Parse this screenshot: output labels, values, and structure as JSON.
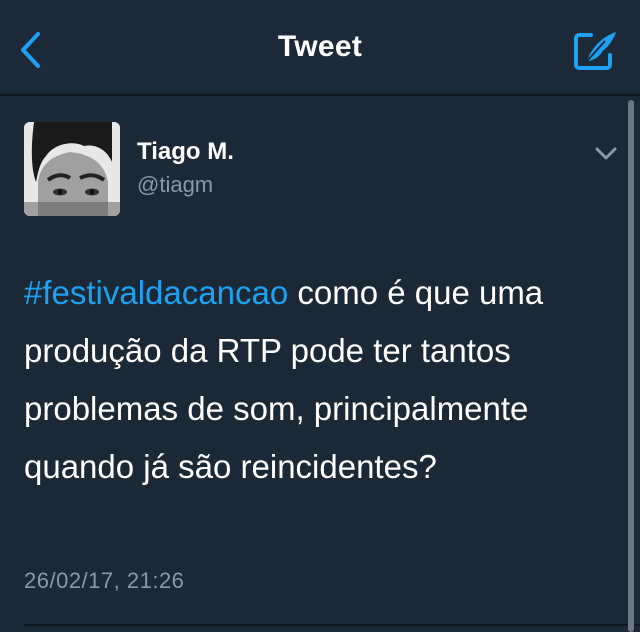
{
  "nav": {
    "title": "Tweet",
    "back_icon": "chevron-left-icon",
    "compose_icon": "compose-tweet-icon"
  },
  "tweet": {
    "author": {
      "name": "Tiago M.",
      "handle": "@tiagm"
    },
    "hashtag": "#festivaldacancao",
    "text": " como é que uma produção da RTP pode ter tantos problemas de som, principalmente quando já são reincidentes?",
    "timestamp": "26/02/17, 21:26"
  },
  "colors": {
    "background": "#1b2836",
    "accent": "#1da1f2",
    "secondary_text": "#8899a6"
  }
}
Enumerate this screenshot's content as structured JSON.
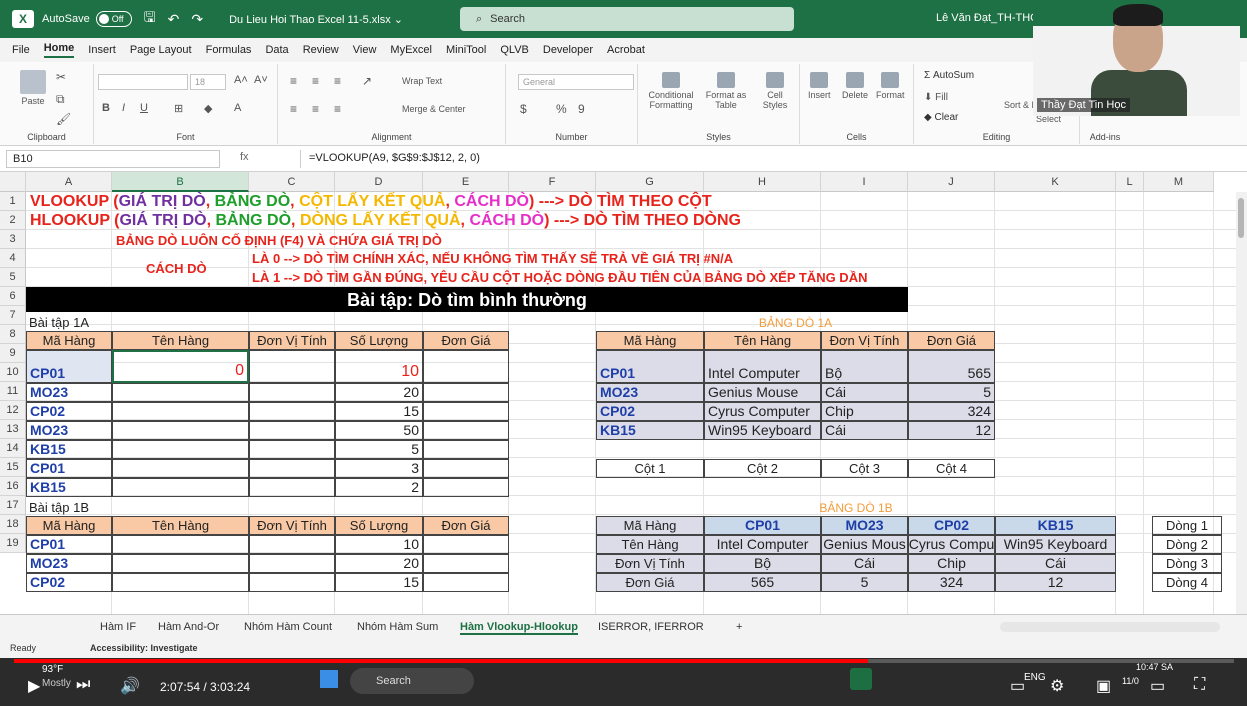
{
  "titlebar": {
    "app_logo": "X",
    "autosave_label": "AutoSave",
    "autosave_state": "Off",
    "filename": "Du Lieu Hoi Thao Excel 11-5.xlsx ⌄",
    "search_placeholder": "Search",
    "user": "Lê Văn Đạt_TH-THCS-T"
  },
  "menu": [
    "File",
    "Home",
    "Insert",
    "Page Layout",
    "Formulas",
    "Data",
    "Review",
    "View",
    "MyExcel",
    "MiniTool",
    "QLVB",
    "Developer",
    "Acrobat"
  ],
  "ribbon": {
    "clipboard": "Clipboard",
    "paste": "Paste",
    "font": "Font",
    "font_size": "18",
    "alignment": "Alignment",
    "wrap_text": "Wrap Text",
    "merge_center": "Merge & Center",
    "number": "Number",
    "number_format": "General",
    "styles": "Styles",
    "conditional": "Conditional Formatting",
    "format_table": "Format as Table",
    "cell_styles": "Cell Styles",
    "cells": "Cells",
    "insert": "Insert",
    "delete": "Delete",
    "format": "Format",
    "editing": "Editing",
    "autosum": "AutoSum",
    "fill": "Fill",
    "clear": "Clear",
    "sort_filter": "Sort & Filter",
    "find_select": "Select",
    "addins": "Add-ins"
  },
  "formula_bar": {
    "name_box": "B10",
    "fx": "fx",
    "formula": "=VLOOKUP(A9, $G$9:$J$12, 2, 0)"
  },
  "columns": [
    "A",
    "B",
    "C",
    "D",
    "E",
    "F",
    "G",
    "H",
    "I",
    "J",
    "K",
    "L",
    "M"
  ],
  "rows": [
    "1",
    "2",
    "3",
    "4",
    "5",
    "6",
    "7",
    "8",
    "9",
    "10",
    "11",
    "12",
    "13",
    "14",
    "15",
    "16",
    "17",
    "18",
    "19"
  ],
  "sheet": {
    "r1": [
      {
        "t": "VLOOKUP (",
        "c": "#e8231b"
      },
      {
        "t": "GIÁ TRỊ DÒ",
        "c": "#7030a0"
      },
      {
        "t": ", ",
        "c": "#e8231b"
      },
      {
        "t": "BẢNG DÒ",
        "c": "#1e9e2a"
      },
      {
        "t": ", ",
        "c": "#e8231b"
      },
      {
        "t": "CỘT LẤY KẾT QUẢ",
        "c": "#f5b800"
      },
      {
        "t": ", ",
        "c": "#e8231b"
      },
      {
        "t": "CÁCH DÒ",
        "c": "#e62ec8"
      },
      {
        "t": ") ---> DÒ TÌM THEO CỘT",
        "c": "#e8231b"
      }
    ],
    "r2": [
      {
        "t": "HLOOKUP (",
        "c": "#e8231b"
      },
      {
        "t": "GIÁ TRỊ DÒ",
        "c": "#7030a0"
      },
      {
        "t": ", ",
        "c": "#e8231b"
      },
      {
        "t": "BẢNG DÒ",
        "c": "#1e9e2a"
      },
      {
        "t": ", ",
        "c": "#e8231b"
      },
      {
        "t": "DÒNG LẤY KẾT QUẢ",
        "c": "#f5b800"
      },
      {
        "t": ", ",
        "c": "#e8231b"
      },
      {
        "t": "CÁCH DÒ",
        "c": "#e62ec8"
      },
      {
        "t": ") ---> DÒ TÌM THEO DÒNG",
        "c": "#e8231b"
      }
    ],
    "r3": "BẢNG DÒ LUÔN CỐ ĐỊNH (F4) VÀ CHỨA GIÁ TRỊ DÒ",
    "cach_do": "CÁCH DÒ",
    "r4": "LÀ 0 --> DÒ TÌM CHÍNH XÁC, NẾU KHÔNG TÌM THẤY SẼ TRẢ VỀ GIÁ TRỊ #N/A",
    "r5": "LÀ 1 --> DÒ TÌM GẦN ĐÚNG, YÊU CẦU CỘT HOẶC DÒNG ĐẦU TIÊN CỦA BẢNG DÒ XẾP TĂNG DẦN",
    "r6": "Bài tập:  Dò tìm bình thường",
    "bt1a": "Bài tập 1A",
    "bt1b": "Bài tập 1B",
    "headers": [
      "Mã Hàng",
      "Tên Hàng",
      "Đơn Vị Tính",
      "Số Lượng",
      "Đơn Giá"
    ],
    "table1a": [
      {
        "ma": "CP01",
        "ten": "0",
        "sl": "10"
      },
      {
        "ma": "MO23",
        "ten": "",
        "sl": "20"
      },
      {
        "ma": "CP02",
        "ten": "",
        "sl": "15"
      },
      {
        "ma": "MO23",
        "ten": "",
        "sl": "50"
      },
      {
        "ma": "KB15",
        "ten": "",
        "sl": "5"
      },
      {
        "ma": "CP01",
        "ten": "",
        "sl": "3"
      },
      {
        "ma": "KB15",
        "ten": "",
        "sl": "2"
      }
    ],
    "table1b": [
      {
        "ma": "CP01",
        "sl": "10"
      },
      {
        "ma": "MO23",
        "sl": "20"
      },
      {
        "ma": "CP02",
        "sl": "15"
      }
    ],
    "bang_do_1a_title": "BẢNG DÒ 1A",
    "bang_do_1a_headers": [
      "Mã Hàng",
      "Tên Hàng",
      "Đơn Vị Tính",
      "Đơn Giá"
    ],
    "bang_do_1a": [
      [
        "CP01",
        "Intel Computer",
        "Bộ",
        "565"
      ],
      [
        "MO23",
        "Genius Mouse",
        "Cái",
        "5"
      ],
      [
        "CP02",
        "Cyrus Computer",
        "Chip",
        "324"
      ],
      [
        "KB15",
        "Win95 Keyboard",
        "Cái",
        "12"
      ]
    ],
    "cot_labels": [
      "Cột 1",
      "Cột 2",
      "Cột 3",
      "Cột 4"
    ],
    "bang_do_1b_title": "BẢNG DÒ 1B",
    "bang_do_1b_rowlabels": [
      "Mã Hàng",
      "Tên Hàng",
      "Đơn Vị Tính",
      "Đơn Giá"
    ],
    "bang_do_1b": [
      [
        "CP01",
        "MO23",
        "CP02",
        "KB15"
      ],
      [
        "Intel Computer",
        "Genius Mous",
        "Cyrus Compu",
        "Win95 Keyboard"
      ],
      [
        "Bộ",
        "Cái",
        "Chip",
        "Cái"
      ],
      [
        "565",
        "5",
        "324",
        "12"
      ]
    ],
    "dong_labels": [
      "Dòng 1",
      "Dòng 2",
      "Dòng 3",
      "Dòng 4"
    ]
  },
  "tabs": [
    "Hàm IF",
    "Hàm And-Or",
    "Nhóm Hàm Count",
    "Nhóm Hàm Sum",
    "Hàm Vlookup-Hlookup",
    "ISERROR, IFERROR",
    "+"
  ],
  "status": {
    "ready": "Ready",
    "accessibility": "Accessibility: Investigate"
  },
  "video": {
    "time": "2:07:54 / 3:03:24",
    "progress": 0.7
  },
  "taskbar": {
    "weather": "93°F",
    "weather_sub": "Mostly",
    "search": "Search",
    "lang": "ENG",
    "clock": "10:47 SA",
    "date": "11/0"
  },
  "webcam": {
    "label": "Thầy Đạt Tin Học"
  }
}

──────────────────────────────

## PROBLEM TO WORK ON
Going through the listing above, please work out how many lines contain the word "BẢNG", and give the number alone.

## TASK RESULT
6